*** Opening Supplied data ***

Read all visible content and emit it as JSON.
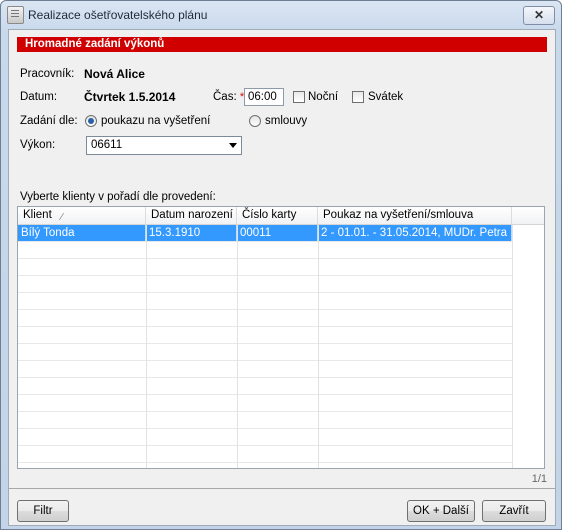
{
  "window": {
    "title": "Realizace ošetřovatelského plánu",
    "close_label": "✕"
  },
  "form": {
    "header": "Hromadné zadání výkonů",
    "worker_label": "Pracovník:",
    "worker_value": "Nová Alice",
    "date_label": "Datum:",
    "date_value": "Čtvrtek 1.5.2014",
    "time_label": "Čas:",
    "time_required_mark": "*",
    "time_value": "06:00",
    "night_label": "Noční",
    "holiday_label": "Svátek",
    "entry_by_label": "Zadání dle:",
    "radio_voucher_label": "poukazu na vyšetření",
    "radio_contract_label": "smlouvy",
    "selected_entry": "poukazu na vyšetření",
    "procedure_label": "Výkon:",
    "procedure_value": "06611"
  },
  "grid": {
    "caption": "Vyberte klienty v pořadí dle provedení:",
    "columns": [
      "Klient",
      "Datum narození",
      "Číslo karty",
      "Poukaz na vyšetření/smlouva"
    ],
    "rows": [
      [
        "Bílý Tonda",
        "15.3.1910",
        "00011",
        "2 - 01.01. - 31.05.2014, MUDr. Petra ..."
      ]
    ],
    "selected_row": 0,
    "page_info": "1/1"
  },
  "buttons": {
    "filter": "Filtr",
    "ok_next": "OK + Další",
    "close": "Zavřít"
  },
  "colors": {
    "header_bg": "#d10000",
    "selection_bg": "#3399ff"
  }
}
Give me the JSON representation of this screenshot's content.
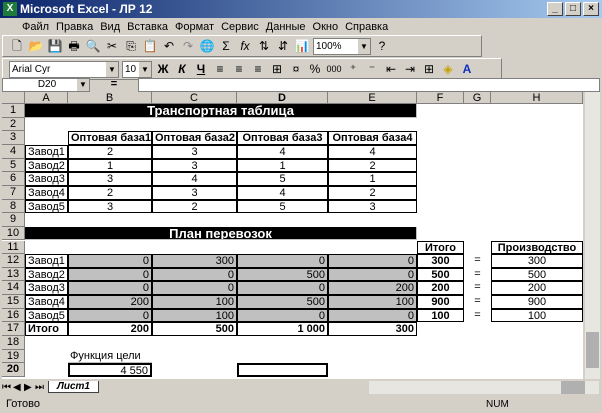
{
  "window": {
    "title": "Microsoft Excel - ЛР 12",
    "min": "_",
    "max": "□",
    "close": "×"
  },
  "menu": [
    "Файл",
    "Правка",
    "Вид",
    "Вставка",
    "Формат",
    "Сервис",
    "Данные",
    "Окно",
    "Справка"
  ],
  "toolbar": {
    "zoom": "100%",
    "font": "Arial Cyr",
    "size": "10",
    "bold": "Ж",
    "italic": "К",
    "underline": "Ч",
    "percent": "%",
    "thousands": "000",
    "sigma": "Σ",
    "fx": "fx"
  },
  "formula": {
    "namebox": "D20",
    "eq": "=",
    "value": ""
  },
  "columns": [
    "A",
    "B",
    "C",
    "D",
    "E",
    "F",
    "G",
    "H"
  ],
  "rows": [
    "1",
    "2",
    "3",
    "4",
    "5",
    "6",
    "7",
    "8",
    "9",
    "10",
    "11",
    "12",
    "13",
    "14",
    "15",
    "16",
    "17",
    "18",
    "19",
    "20"
  ],
  "cells": {
    "r1": "Транспортная таблица",
    "r10": "План перевозок",
    "hdr3": [
      "Оптовая база1",
      "Оптовая база2",
      "Оптовая база3",
      "Оптовая база4"
    ],
    "transport": [
      [
        "Завод1",
        "2",
        "3",
        "4",
        "4"
      ],
      [
        "Завод2",
        "1",
        "3",
        "1",
        "2"
      ],
      [
        "Завод3",
        "3",
        "4",
        "5",
        "1"
      ],
      [
        "Завод4",
        "2",
        "3",
        "4",
        "2"
      ],
      [
        "Завод5",
        "3",
        "2",
        "5",
        "3"
      ]
    ],
    "itogo_hdr": "Итого",
    "prod_hdr": "Производство",
    "plan": [
      [
        "Завод1",
        "0",
        "300",
        "0",
        "0",
        "300",
        "=",
        "300"
      ],
      [
        "Завод2",
        "0",
        "0",
        "500",
        "0",
        "500",
        "=",
        "500"
      ],
      [
        "Завод3",
        "0",
        "0",
        "0",
        "200",
        "200",
        "=",
        "200"
      ],
      [
        "Завод4",
        "200",
        "100",
        "500",
        "100",
        "900",
        "=",
        "900"
      ],
      [
        "Завод5",
        "0",
        "100",
        "0",
        "0",
        "100",
        "=",
        "100"
      ]
    ],
    "total": [
      "Итого",
      "200",
      "500",
      "1 000",
      "300"
    ],
    "goal_label": "Функция цели",
    "goal_value": "4 550"
  },
  "sheet_tab": "Лист1",
  "status": {
    "ready": "Готово",
    "num": "NUM"
  }
}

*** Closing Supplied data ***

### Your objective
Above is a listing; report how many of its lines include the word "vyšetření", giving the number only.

### Answer to the exercise
3